▸ PROBLEM DETAILS: Only a number is expected: how many lines in these records mention the word "they"?
========================================================================
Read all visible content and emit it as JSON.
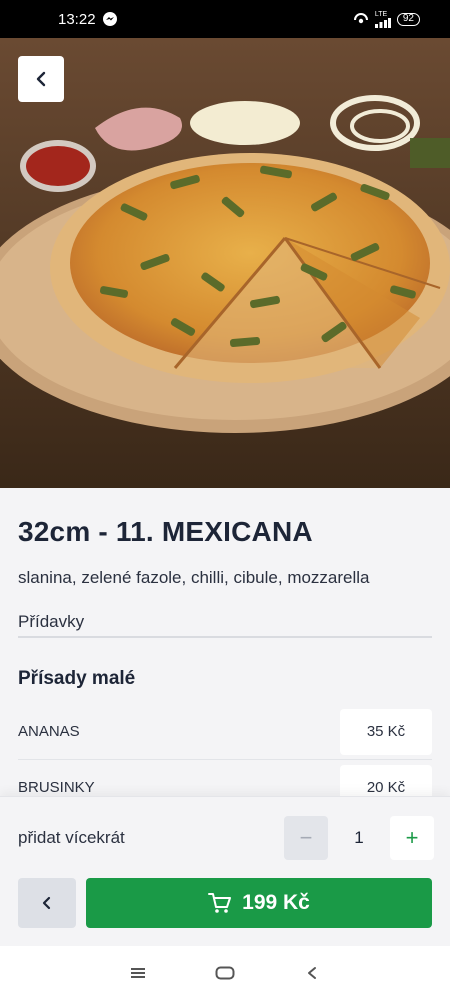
{
  "status_bar": {
    "time": "13:22",
    "network": "LTE",
    "battery": "92",
    "icons": [
      "messenger-icon",
      "hotspot-icon",
      "signal-icon",
      "battery-icon"
    ]
  },
  "hero": {
    "image": "pizza-photo",
    "back_icon": "chevron-left-icon"
  },
  "product": {
    "title": "32cm - 11. MEXICANA",
    "description": "slanina, zelené fazole, chilli, cibule, mozzarella",
    "extras_label": "Přídavky"
  },
  "ingredients": {
    "section_title": "Přísady malé",
    "items": [
      {
        "name": "ANANAS",
        "price": "35 Kč"
      },
      {
        "name": "BRUSINKY",
        "price": "20 Kč"
      }
    ]
  },
  "order": {
    "quantity_label": "přidat vícekrát",
    "minus_symbol": "−",
    "plus_symbol": "+",
    "quantity": "1",
    "total": "199 Kč",
    "cart_icon": "cart-icon",
    "back_icon": "chevron-left-icon"
  },
  "nav": {
    "icons": [
      "menu-icon",
      "home-icon",
      "back-icon"
    ]
  },
  "colors": {
    "accent": "#1a9a47",
    "text": "#1c2433",
    "background": "#f4f4f6"
  }
}
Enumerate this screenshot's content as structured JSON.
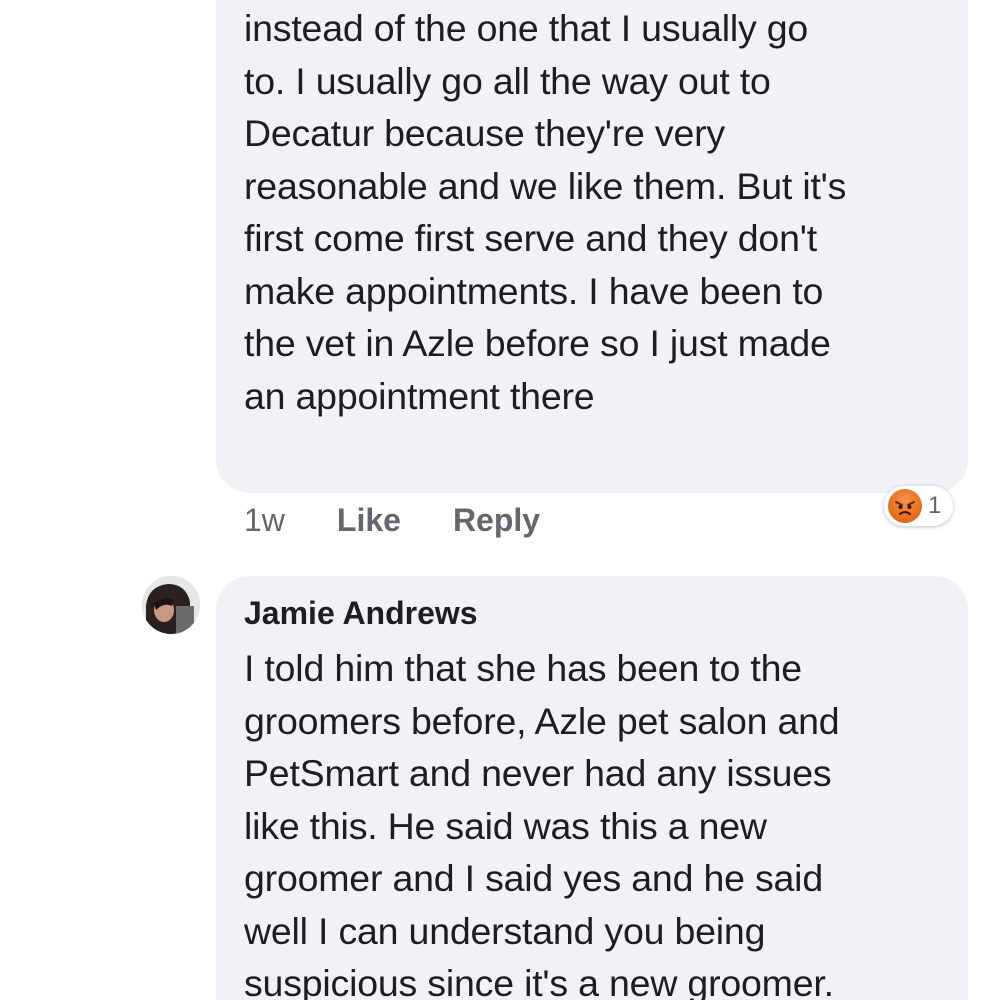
{
  "comment1": {
    "lines": [
      "instead of the one that I usually go",
      "to. I usually go all the way out to",
      "Decatur because they're very",
      "reasonable and we like them. But it's",
      "first come first serve and they don't",
      "make appointments. I have been to",
      "the vet in Azle before so I just made",
      "an appointment there"
    ],
    "time": "1w",
    "like_label": "Like",
    "reply_label": "Reply",
    "reaction": {
      "icon": "angry-reaction-icon",
      "count": "1",
      "color": "#e9711c"
    }
  },
  "comment2": {
    "author": "Jamie Andrews",
    "lines": [
      "I told him that she has been to the",
      "groomers before, Azle pet salon and",
      "PetSmart and never had any issues",
      "like this. He said was this a new",
      "groomer and I said yes and he said",
      "well I can understand you being",
      "suspicious since it's a new groomer."
    ]
  },
  "colors": {
    "bubble": "#f0f2f5",
    "text": "#1c1e21",
    "secondary": "#65676b",
    "reaction_angry": "#e9711c"
  }
}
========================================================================
▸ TASK ANSWER: 2